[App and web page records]
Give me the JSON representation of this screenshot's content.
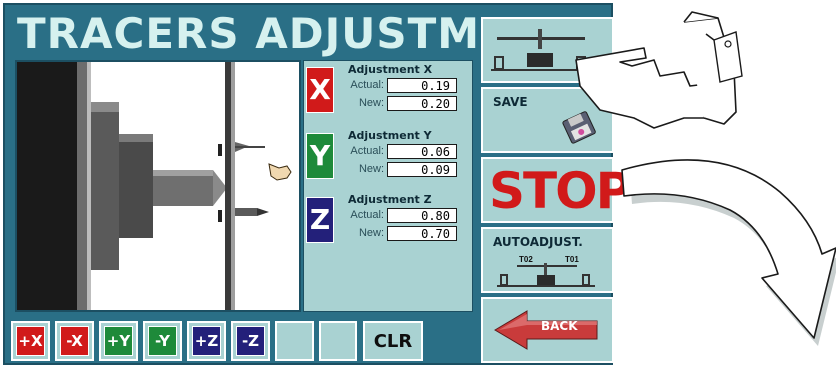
{
  "screen": {
    "title": "TRACERS ADJUSTMENT"
  },
  "adjustments": [
    {
      "axis": "X",
      "title": "Adjustment X",
      "actual_label": "Actual:",
      "actual": "0.19",
      "new_label": "New:",
      "new": "0.20",
      "color": "#d11a1a"
    },
    {
      "axis": "Y",
      "title": "Adjustment Y",
      "actual_label": "Actual:",
      "actual": "0.06",
      "new_label": "New:",
      "new": "0.09",
      "color": "#1e8a3a"
    },
    {
      "axis": "Z",
      "title": "Adjustment Z",
      "actual_label": "Actual:",
      "actual": "0.80",
      "new_label": "New:",
      "new": "0.70",
      "color": "#23207a"
    }
  ],
  "right_buttons": {
    "save_label": "SAVE",
    "stop_label": "STOP",
    "autoadjust_label": "AUTOADJUST.",
    "t02_label": "T02",
    "t01_label": "T01",
    "back_label": "BACK"
  },
  "bottom_buttons": [
    {
      "label": "+X",
      "color": "#d11a1a",
      "icon": "plus-x"
    },
    {
      "label": "-X",
      "color": "#d11a1a",
      "icon": "minus-x"
    },
    {
      "label": "+Y",
      "color": "#1e8a3a",
      "icon": "plus-y"
    },
    {
      "label": "-Y",
      "color": "#1e8a3a",
      "icon": "minus-y"
    },
    {
      "label": "+Z",
      "color": "#23207a",
      "icon": "plus-z"
    },
    {
      "label": "-Z",
      "color": "#23207a",
      "icon": "minus-z"
    }
  ],
  "clear_label": "CLR",
  "colors": {
    "panel": "#2a6f86",
    "button_face": "#a9d2d2",
    "stop_red": "#d11a1a",
    "back_arrow": "#c93b3b"
  }
}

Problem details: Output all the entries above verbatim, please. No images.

Task answer:
Give me the JSON representation of this screenshot's content.
{
  "screen": {
    "title": "TRACERS ADJUSTMENT"
  },
  "adjustments": [
    {
      "axis": "X",
      "title": "Adjustment X",
      "actual_label": "Actual:",
      "actual": "0.19",
      "new_label": "New:",
      "new": "0.20",
      "color": "#d11a1a"
    },
    {
      "axis": "Y",
      "title": "Adjustment Y",
      "actual_label": "Actual:",
      "actual": "0.06",
      "new_label": "New:",
      "new": "0.09",
      "color": "#1e8a3a"
    },
    {
      "axis": "Z",
      "title": "Adjustment Z",
      "actual_label": "Actual:",
      "actual": "0.80",
      "new_label": "New:",
      "new": "0.70",
      "color": "#23207a"
    }
  ],
  "right_buttons": {
    "save_label": "SAVE",
    "stop_label": "STOP",
    "autoadjust_label": "AUTOADJUST.",
    "t02_label": "T02",
    "t01_label": "T01",
    "back_label": "BACK"
  },
  "bottom_buttons": [
    {
      "label": "+X",
      "color": "#d11a1a",
      "icon": "plus-x"
    },
    {
      "label": "-X",
      "color": "#d11a1a",
      "icon": "minus-x"
    },
    {
      "label": "+Y",
      "color": "#1e8a3a",
      "icon": "plus-y"
    },
    {
      "label": "-Y",
      "color": "#1e8a3a",
      "icon": "minus-y"
    },
    {
      "label": "+Z",
      "color": "#23207a",
      "icon": "plus-z"
    },
    {
      "label": "-Z",
      "color": "#23207a",
      "icon": "minus-z"
    }
  ],
  "clear_label": "CLR",
  "colors": {
    "panel": "#2a6f86",
    "button_face": "#a9d2d2",
    "stop_red": "#d11a1a",
    "back_arrow": "#c93b3b"
  }
}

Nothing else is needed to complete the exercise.